European peacock

Aglais io, the European peacock, more commonly known simply as the peacock butterfly, is a colourful butterfly, found in Europe and temperate Asia as far east as Japan. It was formerly classified as the only member of the genusInachis (the name is derived from Greek mythology, meaning Io, the daughter of Inachus. It should not be confused or classified with the "American peacocks" in the genus Anartia; these are not close relatives of the Eurasian species. The peacock butterfly is resident in much of its range, often wintering in buildings or trees. It therefore often appears quite early in spring. The peacock butterfly has figured in research in which the role of eyespots as an anti-predator mechanism has been investigated.

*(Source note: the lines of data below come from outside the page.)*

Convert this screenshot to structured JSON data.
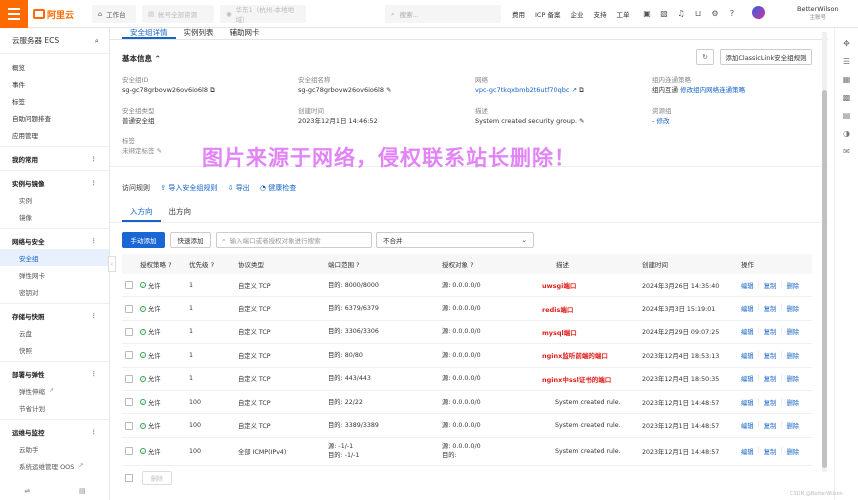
{
  "topbar": {
    "brand": "阿里云",
    "workbench": "工作台",
    "account_placeholder": "帐号全部资源",
    "region": "华东1（杭州-本地地域）",
    "search_placeholder": "搜索...",
    "nav": [
      "费用",
      "ICP 备案",
      "企业",
      "支持",
      "工单"
    ],
    "user_name": "BetterWilson",
    "user_sub": "主账号"
  },
  "sidebar": {
    "title": "云服务器 ECS",
    "items": [
      {
        "label": "概览",
        "type": "item"
      },
      {
        "label": "事件",
        "type": "item"
      },
      {
        "label": "标签",
        "type": "item"
      },
      {
        "label": "自助问题排查",
        "type": "item"
      },
      {
        "label": "应用管理",
        "type": "item"
      },
      {
        "label": "我的常用",
        "type": "sec"
      },
      {
        "label": "实例与镜像",
        "type": "sec"
      },
      {
        "label": "实例",
        "type": "sub"
      },
      {
        "label": "镜像",
        "type": "sub"
      },
      {
        "label": "网络与安全",
        "type": "sec"
      },
      {
        "label": "安全组",
        "type": "sub-active"
      },
      {
        "label": "弹性网卡",
        "type": "sub"
      },
      {
        "label": "密钥对",
        "type": "sub"
      },
      {
        "label": "存储与快照",
        "type": "sec"
      },
      {
        "label": "云盘",
        "type": "sub"
      },
      {
        "label": "快照",
        "type": "sub"
      },
      {
        "label": "部署与弹性",
        "type": "sec"
      },
      {
        "label": "弹性伸缩",
        "type": "sub"
      },
      {
        "label": "节省计划",
        "type": "sub"
      },
      {
        "label": "运维与监控",
        "type": "sec"
      },
      {
        "label": "云助手",
        "type": "sub"
      },
      {
        "label": "系统运维管理 OOS",
        "type": "sub"
      }
    ]
  },
  "tabs": [
    "安全组详情",
    "实例列表",
    "辅助网卡"
  ],
  "basic_info": {
    "heading": "基本信息",
    "add_classiclink": "添加ClassicLink安全组规则",
    "fields": {
      "sg_id_label": "安全组ID",
      "sg_id": "sg-gc78grbovw26ov6io6l8",
      "sg_name_label": "安全组名称",
      "sg_name": "sg-gc78grbovw26ov6io6l8",
      "network_label": "网络",
      "network": "vpc-gc7tkqxbmb2t6utf70qbc",
      "intra_label": "组内连通策略",
      "intra": "组内互通",
      "intra_link": "修改组内网络连通策略",
      "type_label": "安全组类型",
      "type": "普通安全组",
      "created_label": "创建时间",
      "created": "2023年12月1日 14:46:52",
      "desc_label": "描述",
      "desc": "System created security group.",
      "rg_label": "资源组",
      "rg": "-",
      "rg_link": "修改",
      "tag_label": "标签",
      "tag": "未绑定标签"
    }
  },
  "watermark": "图片来源于网络，侵权联系站长删除！",
  "rules": {
    "heading": "访问规则",
    "import": "导入安全组规则",
    "export": "导出",
    "check": "健康检查",
    "dir_tabs": [
      "入方向",
      "出方向"
    ],
    "btn_manual": "手动添加",
    "btn_quick": "快速添加",
    "search_placeholder": "输入端口或者授权对象进行搜索",
    "select": "不合并",
    "columns": [
      "授权策略",
      "优先级",
      "协议类型",
      "端口范围",
      "授权对象",
      "描述",
      "创建时间",
      "操作"
    ],
    "rows": [
      {
        "policy": "允许",
        "prio": "1",
        "proto": "自定义 TCP",
        "port": "目的: 8000/8000",
        "obj": "源: 0.0.0.0/0",
        "desc": "uwsgi端口",
        "red": true,
        "time": "2024年3月26日 14:35:40"
      },
      {
        "policy": "允许",
        "prio": "1",
        "proto": "自定义 TCP",
        "port": "目的: 6379/6379",
        "obj": "源: 0.0.0.0/0",
        "desc": "redis端口",
        "red": true,
        "time": "2024年3月3日 15:19:01"
      },
      {
        "policy": "允许",
        "prio": "1",
        "proto": "自定义 TCP",
        "port": "目的: 3306/3306",
        "obj": "源: 0.0.0.0/0",
        "desc": "mysql端口",
        "red": true,
        "time": "2024年2月29日 09:07:25"
      },
      {
        "policy": "允许",
        "prio": "1",
        "proto": "自定义 TCP",
        "port": "目的: 80/80",
        "obj": "源: 0.0.0.0/0",
        "desc": "nginx监听前端的端口",
        "red": true,
        "time": "2023年12月4日 18:53:13"
      },
      {
        "policy": "允许",
        "prio": "1",
        "proto": "自定义 TCP",
        "port": "目的: 443/443",
        "obj": "源: 0.0.0.0/0",
        "desc": "nginx中ssl证书的端口",
        "red": true,
        "time": "2023年12月4日 18:50:35"
      },
      {
        "policy": "允许",
        "prio": "100",
        "proto": "自定义 TCP",
        "port": "目的: 22/22",
        "obj": "源: 0.0.0.0/0",
        "desc": "System created rule.",
        "red": false,
        "time": "2023年12月1日 14:48:57"
      },
      {
        "policy": "允许",
        "prio": "100",
        "proto": "自定义 TCP",
        "port": "目的: 3389/3389",
        "obj": "源: 0.0.0.0/0",
        "desc": "System created rule.",
        "red": false,
        "time": "2023年12月1日 14:48:57"
      },
      {
        "policy": "允许",
        "prio": "100",
        "proto": "全部 ICMP(IPv4)",
        "port": "源: -1/-1",
        "port2": "目的: -1/-1",
        "obj": "源: 0.0.0.0/0",
        "obj2": "目的:",
        "desc": "System created rule.",
        "red": false,
        "time": "2023年12月1日 14:48:57"
      }
    ],
    "ops": [
      "编辑",
      "复制",
      "删除"
    ],
    "delete_btn": "删除"
  },
  "footer_credit": "CSDN @BetterWilson"
}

The peacock is expanding its range and is not known to be threatened.The butterfly has a wingspan of 50 to 55 mm. The base colour of the wings is a rusty red, and at each wingtip it bears a distinctive, black, blue and yellow eyespot. The underside is a cryptically coloured dark brown or black.
There are two subspecies: A. io caucasica (Jachontov, 1912), found in Azerbaijan, and A. io geisha (Stichel, 1908), found in Japan and the Russian Far East.
The peacock can be found in woods, fields, meadows, pastures, parks, and gardens, from lowlands up to 2,500 metres (8,200 ft) elevation. It is a relatively common butterfly, seen in many European parks and gardens. The peacock male exhibits territorial behaviour, in many cases territories being selected en route of the females to oviposition sites.
The butterfly hibernates over winter before laying its eggs in early spring, in batches of up to 400 at a time. The eggs are ribbed, olive green, and laid on the upper parts and the undersides of leaves of nettle plants and hops. The caterpillars, which are shiny black with six rows of barbed spikes and a series of white dots on each segment, and which have a shiny black head, hatch after about a week. The chrysalis may be either grey, brown, or green in colour and may have a blackish tinge. The caterpillars grow up to 42 mm in length.
The recorded food plants of the European peacock are stinging nettle (Urtica dioica), hop (Humulus lupulus), and the small nettle (Urtica urens).
The adult butterflies drink nectar from a wide variety of flowering plants, including buddleia, willows, dandelions, wild marjoram, danewort, hemp agrimony, and clover; they also utilize tree sap and rotten fruit.

 

(latin: Inachis io)

Thursday, 25 July 2019